◆ INSTRUCTIONS FOR THE TASK
Every record must reappear in the answer exactly as given.
[RECORDS PROVIDED Boundary: Start]
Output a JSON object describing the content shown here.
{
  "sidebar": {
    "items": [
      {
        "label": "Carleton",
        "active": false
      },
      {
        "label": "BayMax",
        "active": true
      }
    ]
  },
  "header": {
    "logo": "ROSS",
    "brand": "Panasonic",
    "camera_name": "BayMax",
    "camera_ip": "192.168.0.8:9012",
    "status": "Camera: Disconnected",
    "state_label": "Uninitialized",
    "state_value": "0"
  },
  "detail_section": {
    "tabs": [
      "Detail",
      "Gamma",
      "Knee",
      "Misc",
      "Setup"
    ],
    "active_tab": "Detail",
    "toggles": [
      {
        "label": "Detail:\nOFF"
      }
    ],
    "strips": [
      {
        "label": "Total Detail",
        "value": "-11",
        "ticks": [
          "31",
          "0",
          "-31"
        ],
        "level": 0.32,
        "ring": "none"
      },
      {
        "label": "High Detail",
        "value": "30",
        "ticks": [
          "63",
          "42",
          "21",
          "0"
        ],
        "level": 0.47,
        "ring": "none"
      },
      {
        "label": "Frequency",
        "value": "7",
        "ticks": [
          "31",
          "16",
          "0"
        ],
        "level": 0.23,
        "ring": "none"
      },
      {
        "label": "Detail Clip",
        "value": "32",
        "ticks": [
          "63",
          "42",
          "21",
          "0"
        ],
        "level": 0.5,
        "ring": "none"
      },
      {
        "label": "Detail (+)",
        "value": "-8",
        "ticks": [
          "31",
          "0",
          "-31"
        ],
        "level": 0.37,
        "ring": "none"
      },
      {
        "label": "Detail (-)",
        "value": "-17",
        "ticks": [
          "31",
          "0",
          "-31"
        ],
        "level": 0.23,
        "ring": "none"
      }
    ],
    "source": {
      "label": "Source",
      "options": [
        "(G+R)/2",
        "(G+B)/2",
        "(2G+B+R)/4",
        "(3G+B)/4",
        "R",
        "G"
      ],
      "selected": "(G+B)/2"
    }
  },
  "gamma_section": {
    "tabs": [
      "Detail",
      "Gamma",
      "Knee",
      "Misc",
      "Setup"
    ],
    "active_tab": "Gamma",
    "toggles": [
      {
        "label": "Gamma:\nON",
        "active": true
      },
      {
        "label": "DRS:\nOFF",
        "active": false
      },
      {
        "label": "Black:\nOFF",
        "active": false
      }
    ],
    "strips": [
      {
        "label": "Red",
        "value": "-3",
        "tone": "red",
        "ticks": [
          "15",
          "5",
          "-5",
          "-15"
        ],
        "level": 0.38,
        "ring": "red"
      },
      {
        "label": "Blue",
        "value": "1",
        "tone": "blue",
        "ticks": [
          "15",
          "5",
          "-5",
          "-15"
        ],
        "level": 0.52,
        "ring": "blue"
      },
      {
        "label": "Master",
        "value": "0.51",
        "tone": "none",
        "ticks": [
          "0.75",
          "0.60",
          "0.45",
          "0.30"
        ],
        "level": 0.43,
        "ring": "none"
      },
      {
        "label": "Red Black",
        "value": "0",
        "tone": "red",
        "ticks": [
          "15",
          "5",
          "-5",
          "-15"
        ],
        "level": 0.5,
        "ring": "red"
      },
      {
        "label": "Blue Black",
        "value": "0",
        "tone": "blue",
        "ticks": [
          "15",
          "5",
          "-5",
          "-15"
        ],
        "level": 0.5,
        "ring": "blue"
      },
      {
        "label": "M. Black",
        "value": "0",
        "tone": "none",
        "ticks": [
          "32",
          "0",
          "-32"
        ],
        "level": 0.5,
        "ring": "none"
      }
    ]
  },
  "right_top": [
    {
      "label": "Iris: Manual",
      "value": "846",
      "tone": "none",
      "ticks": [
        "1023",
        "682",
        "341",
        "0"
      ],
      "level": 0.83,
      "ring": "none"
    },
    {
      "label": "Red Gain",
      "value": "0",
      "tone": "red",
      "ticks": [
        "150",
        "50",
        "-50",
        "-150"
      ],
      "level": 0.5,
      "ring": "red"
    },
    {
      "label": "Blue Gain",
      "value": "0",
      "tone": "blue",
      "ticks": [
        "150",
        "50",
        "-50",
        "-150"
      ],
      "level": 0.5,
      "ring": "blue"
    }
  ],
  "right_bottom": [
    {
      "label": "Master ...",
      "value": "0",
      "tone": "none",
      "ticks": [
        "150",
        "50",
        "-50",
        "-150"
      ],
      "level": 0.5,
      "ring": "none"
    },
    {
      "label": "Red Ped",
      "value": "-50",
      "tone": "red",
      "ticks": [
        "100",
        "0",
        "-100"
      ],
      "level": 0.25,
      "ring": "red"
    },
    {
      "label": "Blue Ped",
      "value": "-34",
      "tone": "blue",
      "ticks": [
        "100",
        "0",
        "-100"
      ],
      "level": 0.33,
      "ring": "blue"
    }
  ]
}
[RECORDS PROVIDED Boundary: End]
◆ EXPECTED OUTPUT
Output a JSON object describing the content shown here.
{
  "sidebar": {
    "items": [
      {
        "label": "Carleton",
        "active": false
      },
      {
        "label": "BayMax",
        "active": true
      }
    ]
  },
  "header": {
    "logo": "ROSS",
    "brand": "Panasonic",
    "camera_name": "BayMax",
    "camera_ip": "192.168.0.8:9012",
    "status": "Camera: Disconnected",
    "state_label": "Uninitialized",
    "state_value": "0"
  },
  "detail_section": {
    "tabs": [
      "Detail",
      "Gamma",
      "Knee",
      "Misc",
      "Setup"
    ],
    "active_tab": "Detail",
    "toggles": [
      {
        "label": "Detail:\nOFF"
      }
    ],
    "strips": [
      {
        "label": "Total Detail",
        "value": "-11",
        "ticks": [
          "31",
          "0",
          "-31"
        ],
        "level": 0.32,
        "ring": "none"
      },
      {
        "label": "High Detail",
        "value": "30",
        "ticks": [
          "63",
          "42",
          "21",
          "0"
        ],
        "level": 0.47,
        "ring": "none"
      },
      {
        "label": "Frequency",
        "value": "7",
        "ticks": [
          "31",
          "16",
          "0"
        ],
        "level": 0.23,
        "ring": "none"
      },
      {
        "label": "Detail Clip",
        "value": "32",
        "ticks": [
          "63",
          "42",
          "21",
          "0"
        ],
        "level": 0.5,
        "ring": "none"
      },
      {
        "label": "Detail (+)",
        "value": "-8",
        "ticks": [
          "31",
          "0",
          "-31"
        ],
        "level": 0.37,
        "ring": "none"
      },
      {
        "label": "Detail (-)",
        "value": "-17",
        "ticks": [
          "31",
          "0",
          "-31"
        ],
        "level": 0.23,
        "ring": "none"
      }
    ],
    "source": {
      "label": "Source",
      "options": [
        "(G+R)/2",
        "(G+B)/2",
        "(2G+B+R)/4",
        "(3G+B)/4",
        "R",
        "G"
      ],
      "selected": "(G+B)/2"
    }
  },
  "gamma_section": {
    "tabs": [
      "Detail",
      "Gamma",
      "Knee",
      "Misc",
      "Setup"
    ],
    "active_tab": "Gamma",
    "toggles": [
      {
        "label": "Gamma:\nON",
        "active": true
      },
      {
        "label": "DRS:\nOFF",
        "active": false
      },
      {
        "label": "Black:\nOFF",
        "active": false
      }
    ],
    "strips": [
      {
        "label": "Red",
        "value": "-3",
        "tone": "red",
        "ticks": [
          "15",
          "5",
          "-5",
          "-15"
        ],
        "level": 0.38,
        "ring": "red"
      },
      {
        "label": "Blue",
        "value": "1",
        "tone": "blue",
        "ticks": [
          "15",
          "5",
          "-5",
          "-15"
        ],
        "level": 0.52,
        "ring": "blue"
      },
      {
        "label": "Master",
        "value": "0.51",
        "tone": "none",
        "ticks": [
          "0.75",
          "0.60",
          "0.45",
          "0.30"
        ],
        "level": 0.43,
        "ring": "none"
      },
      {
        "label": "Red Black",
        "value": "0",
        "tone": "red",
        "ticks": [
          "15",
          "5",
          "-5",
          "-15"
        ],
        "level": 0.5,
        "ring": "red"
      },
      {
        "label": "Blue Black",
        "value": "0",
        "tone": "blue",
        "ticks": [
          "15",
          "5",
          "-5",
          "-15"
        ],
        "level": 0.5,
        "ring": "blue"
      },
      {
        "label": "M. Black",
        "value": "0",
        "tone": "none",
        "ticks": [
          "32",
          "0",
          "-32"
        ],
        "level": 0.5,
        "ring": "none"
      }
    ]
  },
  "right_top": [
    {
      "label": "Iris: Manual",
      "value": "846",
      "tone": "none",
      "ticks": [
        "1023",
        "682",
        "341",
        "0"
      ],
      "level": 0.83,
      "ring": "none"
    },
    {
      "label": "Red Gain",
      "value": "0",
      "tone": "red",
      "ticks": [
        "150",
        "50",
        "-50",
        "-150"
      ],
      "level": 0.5,
      "ring": "red"
    },
    {
      "label": "Blue Gain",
      "value": "0",
      "tone": "blue",
      "ticks": [
        "150",
        "50",
        "-50",
        "-150"
      ],
      "level": 0.5,
      "ring": "blue"
    }
  ],
  "right_bottom": [
    {
      "label": "Master ...",
      "value": "0",
      "tone": "none",
      "ticks": [
        "150",
        "50",
        "-50",
        "-150"
      ],
      "level": 0.5,
      "ring": "none"
    },
    {
      "label": "Red Ped",
      "value": "-50",
      "tone": "red",
      "ticks": [
        "100",
        "0",
        "-100"
      ],
      "level": 0.25,
      "ring": "red"
    },
    {
      "label": "Blue Ped",
      "value": "-34",
      "tone": "blue",
      "ticks": [
        "100",
        "0",
        "-100"
      ],
      "level": 0.33,
      "ring": "blue"
    }
  ]
}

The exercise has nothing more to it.